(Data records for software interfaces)
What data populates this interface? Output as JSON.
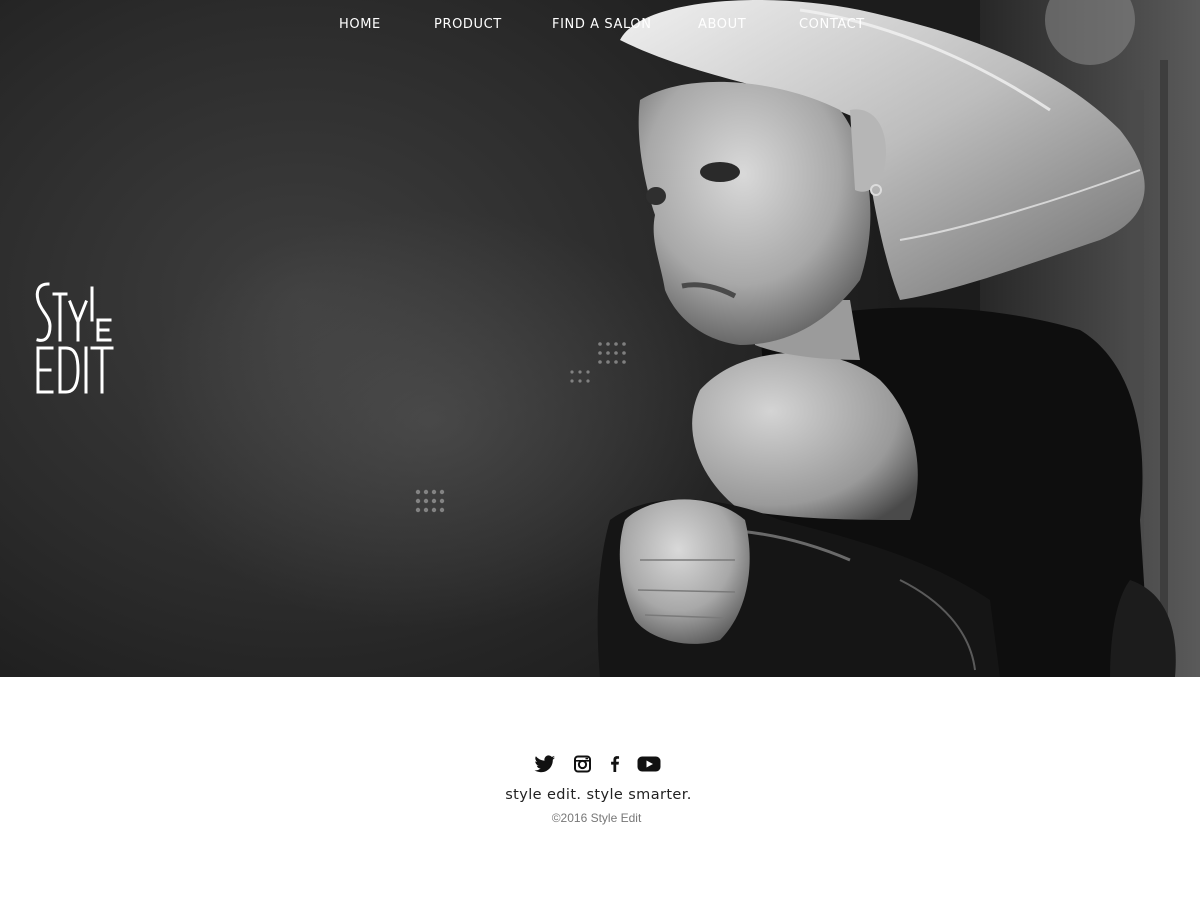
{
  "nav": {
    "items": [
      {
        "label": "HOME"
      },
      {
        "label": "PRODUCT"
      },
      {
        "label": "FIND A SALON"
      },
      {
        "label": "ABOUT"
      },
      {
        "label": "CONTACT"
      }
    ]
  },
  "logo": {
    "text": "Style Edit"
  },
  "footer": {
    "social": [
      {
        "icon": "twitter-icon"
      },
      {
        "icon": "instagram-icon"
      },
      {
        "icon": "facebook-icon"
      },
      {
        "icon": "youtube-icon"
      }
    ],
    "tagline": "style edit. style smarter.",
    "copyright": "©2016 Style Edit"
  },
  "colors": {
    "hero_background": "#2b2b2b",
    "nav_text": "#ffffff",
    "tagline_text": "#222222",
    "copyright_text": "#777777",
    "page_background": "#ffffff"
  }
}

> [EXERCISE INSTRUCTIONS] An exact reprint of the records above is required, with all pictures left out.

> [OUTPUT OF THE EXERCISE]
What data populates this interface? Output as JSON.
{
  "nav": {
    "items": [
      {
        "label": "HOME"
      },
      {
        "label": "PRODUCT"
      },
      {
        "label": "FIND A SALON"
      },
      {
        "label": "ABOUT"
      },
      {
        "label": "CONTACT"
      }
    ]
  },
  "logo": {
    "text": "Style Edit"
  },
  "footer": {
    "social": [
      {
        "icon": "twitter-icon"
      },
      {
        "icon": "instagram-icon"
      },
      {
        "icon": "facebook-icon"
      },
      {
        "icon": "youtube-icon"
      }
    ],
    "tagline": "style edit. style smarter.",
    "copyright": "©2016 Style Edit"
  },
  "colors": {
    "hero_background": "#2b2b2b",
    "nav_text": "#ffffff",
    "tagline_text": "#222222",
    "copyright_text": "#777777",
    "page_background": "#ffffff"
  }
}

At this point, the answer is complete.